Now that we have discussed the importance of password protection, let’s learn about some best practices to remember as you implement password protection policies for your software:
Enforce strong password policies
Encourage users to create strong, unique passwords by enforcing password requirements such as keeping minimum length, having a mix of uppercase and lowercase letters, numbers, and special characters, and removing personal information such as their name, date of birth, or email address. You can use libraries like zxcvbn to estimate password strength and provide suggestions for improvement.
Maintain password dictionary
Utilize a password dictionary that contains commonly used weak passwords to check for when any user sets their password. This prevents any user from choosing a password that can be easily cracked in scenarios such as brute-force attacks.
Enforce maximum password age policy and password history
Enforce a maximum password age to ensure all users periodically update their passwords. Maintaining password history prevents compromised passwords from being used to attack a system or application beyond a limited time frame.
Implement multi-factor authentication (MFA)
Add an extra layer of security by requiring users to provide a second form of verification (or more), such as a one-time password sent via email or SMS to their mobile device generated by an authenticator app like Google Authenticator or Twilio Authy.
Secure password resets
Implement password reset functionality using a secure token that expires after a short period. Send the token via a secure communication channel like email or SMS, and require users to enter the token with their new password to ensure the individual is authorized to update the password.
Hash and salt passwords
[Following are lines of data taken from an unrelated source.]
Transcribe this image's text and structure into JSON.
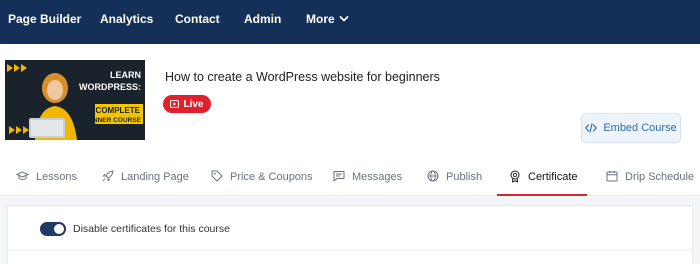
{
  "nav": {
    "items": [
      "Page Builder",
      "Analytics",
      "Contact",
      "Admin"
    ],
    "more_label": "More"
  },
  "course": {
    "title": "How to create a WordPress website for beginners",
    "status_badge": "Live",
    "thumbnail_text": {
      "line1": "LEARN",
      "line2": "WORDPRESS:",
      "line3": "A COMPLETE",
      "line4": "BEGINNER COURSE"
    },
    "embed_label": "Embed Course"
  },
  "tabs": [
    {
      "label": "Lessons",
      "icon": "graduation-cap-icon"
    },
    {
      "label": "Landing Page",
      "icon": "rocket-icon"
    },
    {
      "label": "Price & Coupons",
      "icon": "tag-icon"
    },
    {
      "label": "Messages",
      "icon": "message-icon"
    },
    {
      "label": "Publish",
      "icon": "globe-icon"
    },
    {
      "label": "Certificate",
      "icon": "certificate-icon",
      "active": true
    },
    {
      "label": "Drip Schedule",
      "icon": "calendar-icon"
    }
  ],
  "certificate_settings": {
    "disable_toggle_label": "Disable certificates for this course",
    "disable_toggle_on": true
  },
  "colors": {
    "nav_bg": "#142f58",
    "live_red": "#e0202c",
    "active_tab_underline": "#d9262c",
    "toggle_on": "#1f3a66",
    "embed_text": "#2f6db3"
  }
}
Always store hashed and salted passwords instead of plain text. Hashing is a one-way function that transforms a password into a fixed-length string of characters, while salting adds a random value to the password before hashing to prevent precomputed attacks like rainbow tables. Use modern hashing algorithms like bcrypt, scrypt, or Argon2, which are designed to be slow and computationally expensive, making brute-force attacks more difficult.
Use rate limiting and account lockout mechanisms
Prevent brute-force attacks by temporarily locking accounts or requiring users to complete a captcha after a certain number of failed login attempts. Implement rate limiting to limit the number of authentication attempts within a specific time frame. This will also give your team time to investigate and prevent attacks before damage is caused.
Monitor and audit
Regularly monitor and audit your authentication system for suspicious activity and maintain logs to help with incident response and forensic analysis.
Educate your users
Please help your users understand why setting strong passwords is necessary and how password managers like LastPass, 1Password, or Bitwarden can help them generate and manage their passwords.
Security is a shared responsibility between developers and users. Collaborating with them in this process is essential to implement better password protection and keep your applications secure. As a developer, by the way, if you would like to try an authentication solution that implements better password protection policies out-of-the-box, look at Appwrite. With various features such as password hashing, session limits, a strong permissions system, password history, a password dictionary, and personal data checks in passwords, Appwrite Authentication offers an easy-to-implement yet robust authentication system for you to build with.